In tensorflow-lite before versions 1.15.4, 2.0.3, 2.1.2, 2.2.1 and 2.3.1, when determining the common dimension size of two tensors, TFLite uses a `DCHECK` which is no-op outside of debug compilation modes. Since the function always returns the dimension of the first tensor, malicious attackers can ...
CVE-2020-15209
PUBLISHED: 2020-09-25
In tensorflow-lite before versions 1.15.4, 2.0.3, 2.1.2, 2.2.1 and 2.3.1, a crafted TFLite model can force a node to have as input a tensor backed by a `nullptr` buffer. This can be achieved by changing a buffer index in the flatbuffer serialization to convert a read-only tensor to a read-write one....
CVE-2020-15210
PUBLISHED: 2020-09-25
In tensorflow-lite before versions 1.15.4, 2.0.3, 2.1.2, 2.2.1 and 2.3.1, if a TFLite saved model uses the same tensor as both input and output of an operator, then, depending on the operator, we can observe a segmentation fault or just memory corruption. We have patched the issue in d58c96946b and ...
CVE-2020-15211
PUBLISHED: 2020-09-25

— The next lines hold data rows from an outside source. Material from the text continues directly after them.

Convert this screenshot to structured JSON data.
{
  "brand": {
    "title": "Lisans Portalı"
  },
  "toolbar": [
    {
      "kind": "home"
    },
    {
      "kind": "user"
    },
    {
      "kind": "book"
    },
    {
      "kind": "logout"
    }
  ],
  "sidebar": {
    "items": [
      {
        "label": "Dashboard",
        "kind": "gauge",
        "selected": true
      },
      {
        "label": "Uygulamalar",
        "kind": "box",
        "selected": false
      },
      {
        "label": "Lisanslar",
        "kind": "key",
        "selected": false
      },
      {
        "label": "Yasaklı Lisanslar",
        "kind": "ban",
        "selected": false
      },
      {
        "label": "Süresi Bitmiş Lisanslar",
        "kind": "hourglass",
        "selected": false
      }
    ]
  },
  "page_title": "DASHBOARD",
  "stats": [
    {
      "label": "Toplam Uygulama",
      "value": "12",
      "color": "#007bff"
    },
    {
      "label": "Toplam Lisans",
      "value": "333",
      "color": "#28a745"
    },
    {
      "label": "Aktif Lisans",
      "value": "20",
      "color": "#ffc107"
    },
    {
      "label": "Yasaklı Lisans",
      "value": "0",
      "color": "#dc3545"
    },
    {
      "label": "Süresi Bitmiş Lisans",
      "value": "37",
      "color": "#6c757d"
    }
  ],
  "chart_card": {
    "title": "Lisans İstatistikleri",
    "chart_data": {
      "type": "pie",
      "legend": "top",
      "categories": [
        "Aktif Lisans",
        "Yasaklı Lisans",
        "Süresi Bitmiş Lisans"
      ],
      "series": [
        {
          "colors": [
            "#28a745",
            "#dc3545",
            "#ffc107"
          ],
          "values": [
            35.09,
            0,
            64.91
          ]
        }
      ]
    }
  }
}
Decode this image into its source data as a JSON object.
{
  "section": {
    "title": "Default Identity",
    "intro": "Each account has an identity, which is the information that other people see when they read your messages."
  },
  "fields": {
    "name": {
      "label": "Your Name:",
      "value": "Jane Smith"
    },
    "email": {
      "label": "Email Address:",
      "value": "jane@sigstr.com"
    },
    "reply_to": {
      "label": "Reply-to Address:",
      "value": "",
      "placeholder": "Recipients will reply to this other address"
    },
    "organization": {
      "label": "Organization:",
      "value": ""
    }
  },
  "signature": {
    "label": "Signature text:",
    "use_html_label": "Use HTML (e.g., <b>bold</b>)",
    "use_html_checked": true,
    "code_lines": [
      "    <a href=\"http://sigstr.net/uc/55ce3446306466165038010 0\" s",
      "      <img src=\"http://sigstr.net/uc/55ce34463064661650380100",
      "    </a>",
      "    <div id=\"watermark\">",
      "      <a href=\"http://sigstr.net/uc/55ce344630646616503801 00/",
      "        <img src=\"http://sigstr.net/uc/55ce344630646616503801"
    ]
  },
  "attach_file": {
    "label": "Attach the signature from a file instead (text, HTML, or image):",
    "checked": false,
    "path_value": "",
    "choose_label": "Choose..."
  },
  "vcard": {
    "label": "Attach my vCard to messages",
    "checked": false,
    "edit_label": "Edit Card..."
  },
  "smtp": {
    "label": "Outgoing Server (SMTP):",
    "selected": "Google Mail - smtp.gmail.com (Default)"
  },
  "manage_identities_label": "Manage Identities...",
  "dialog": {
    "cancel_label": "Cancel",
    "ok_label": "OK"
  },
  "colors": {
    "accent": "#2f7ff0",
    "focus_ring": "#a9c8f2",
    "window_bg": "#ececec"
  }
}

In TensorFlow Lite before versions 1.15.4, 2.0.3, 2.1.2, 2.2.1 and 2.3.1, saved models in the flatbuffer format use a double indexing scheme: a model has a set of subgraphs, each subgraph has a set of operators and each operator has a set of input/output tensors. The flatbuffer format uses indices f...
CVE-2020-15212
PUBLISHED: 2020-09-25
In TensorFlow Lite before versions 2.2.1 and 2.3.1, models using segment sum can trigger writes outside of bounds of heap allocated buffers by inserting negative elements in the segment ids tensor. Users having access to `segment_ids_data` can alter `output_index` and then write to outside of `outpu...